Take each line from the material below that includes the string "Niveau" and copy it.

=== Section Start ===

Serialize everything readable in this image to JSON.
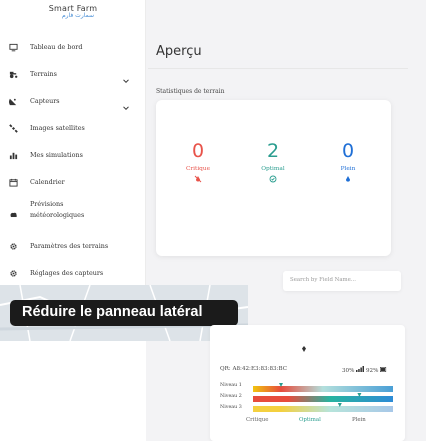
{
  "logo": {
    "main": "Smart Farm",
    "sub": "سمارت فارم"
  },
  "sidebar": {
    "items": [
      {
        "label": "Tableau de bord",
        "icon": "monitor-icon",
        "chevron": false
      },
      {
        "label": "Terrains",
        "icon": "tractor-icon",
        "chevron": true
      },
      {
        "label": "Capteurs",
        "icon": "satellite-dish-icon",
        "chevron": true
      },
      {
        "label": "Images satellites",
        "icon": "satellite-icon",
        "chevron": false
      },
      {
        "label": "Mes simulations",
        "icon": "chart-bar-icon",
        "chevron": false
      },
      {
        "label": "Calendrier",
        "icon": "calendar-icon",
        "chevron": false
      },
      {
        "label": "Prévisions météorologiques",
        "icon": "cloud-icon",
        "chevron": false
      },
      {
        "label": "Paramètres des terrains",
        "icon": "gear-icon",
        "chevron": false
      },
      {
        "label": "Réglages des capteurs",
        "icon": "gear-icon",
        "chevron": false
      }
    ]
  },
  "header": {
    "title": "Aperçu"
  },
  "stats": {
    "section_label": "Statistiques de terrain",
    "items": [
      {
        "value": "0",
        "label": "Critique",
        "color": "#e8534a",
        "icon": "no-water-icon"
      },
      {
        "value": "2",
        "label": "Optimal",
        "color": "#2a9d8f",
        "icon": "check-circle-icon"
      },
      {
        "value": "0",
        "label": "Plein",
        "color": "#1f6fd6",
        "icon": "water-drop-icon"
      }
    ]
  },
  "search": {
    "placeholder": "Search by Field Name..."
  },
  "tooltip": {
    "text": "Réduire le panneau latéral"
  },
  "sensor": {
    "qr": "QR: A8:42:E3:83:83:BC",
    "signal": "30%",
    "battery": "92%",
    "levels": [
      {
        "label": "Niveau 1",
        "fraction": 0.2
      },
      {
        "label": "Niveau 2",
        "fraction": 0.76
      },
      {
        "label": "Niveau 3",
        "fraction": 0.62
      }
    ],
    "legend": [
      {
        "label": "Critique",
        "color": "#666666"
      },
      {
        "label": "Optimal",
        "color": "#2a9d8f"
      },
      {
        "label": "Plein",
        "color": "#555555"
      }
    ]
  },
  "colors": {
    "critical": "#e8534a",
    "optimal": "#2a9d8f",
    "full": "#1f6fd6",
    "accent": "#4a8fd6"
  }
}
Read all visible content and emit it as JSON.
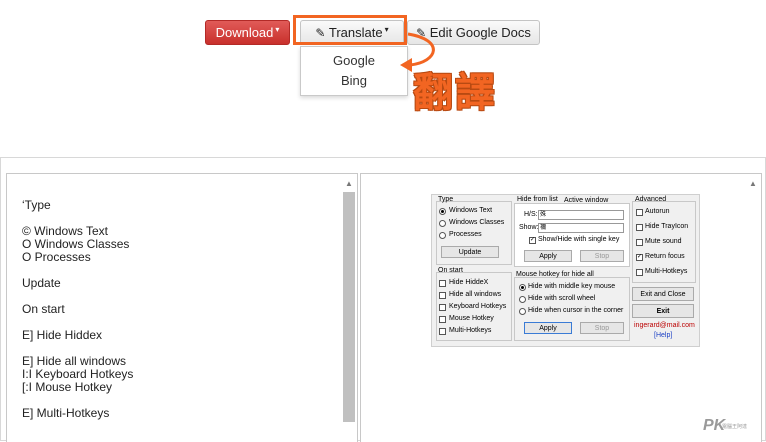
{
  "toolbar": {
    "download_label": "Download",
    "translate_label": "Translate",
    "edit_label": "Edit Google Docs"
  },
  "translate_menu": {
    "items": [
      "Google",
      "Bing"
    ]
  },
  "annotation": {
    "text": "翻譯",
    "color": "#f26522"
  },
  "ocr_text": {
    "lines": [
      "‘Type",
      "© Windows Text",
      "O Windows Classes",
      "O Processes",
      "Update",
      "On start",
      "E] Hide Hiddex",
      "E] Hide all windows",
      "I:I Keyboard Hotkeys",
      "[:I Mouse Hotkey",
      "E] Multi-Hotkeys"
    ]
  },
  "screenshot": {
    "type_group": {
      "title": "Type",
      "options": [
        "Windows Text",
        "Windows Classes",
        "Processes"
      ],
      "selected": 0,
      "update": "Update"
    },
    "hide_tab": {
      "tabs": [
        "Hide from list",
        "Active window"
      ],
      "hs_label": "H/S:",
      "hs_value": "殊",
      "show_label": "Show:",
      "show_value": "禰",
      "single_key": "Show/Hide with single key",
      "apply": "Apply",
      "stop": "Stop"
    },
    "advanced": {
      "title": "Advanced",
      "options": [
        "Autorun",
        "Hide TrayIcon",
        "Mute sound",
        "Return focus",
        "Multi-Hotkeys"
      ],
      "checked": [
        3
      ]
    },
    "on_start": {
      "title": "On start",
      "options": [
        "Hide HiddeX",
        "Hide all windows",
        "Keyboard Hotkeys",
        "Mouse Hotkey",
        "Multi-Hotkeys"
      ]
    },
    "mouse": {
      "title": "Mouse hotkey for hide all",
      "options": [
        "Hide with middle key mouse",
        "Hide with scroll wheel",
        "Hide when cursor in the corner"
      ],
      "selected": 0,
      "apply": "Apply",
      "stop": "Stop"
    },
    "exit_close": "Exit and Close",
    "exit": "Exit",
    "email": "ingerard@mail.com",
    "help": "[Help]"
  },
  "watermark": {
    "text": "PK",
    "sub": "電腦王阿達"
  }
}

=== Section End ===

### [Solution for this exercise]
        "label": "Niveau 1",
        "label": "Niveau 2",
        "label": "Niveau 3",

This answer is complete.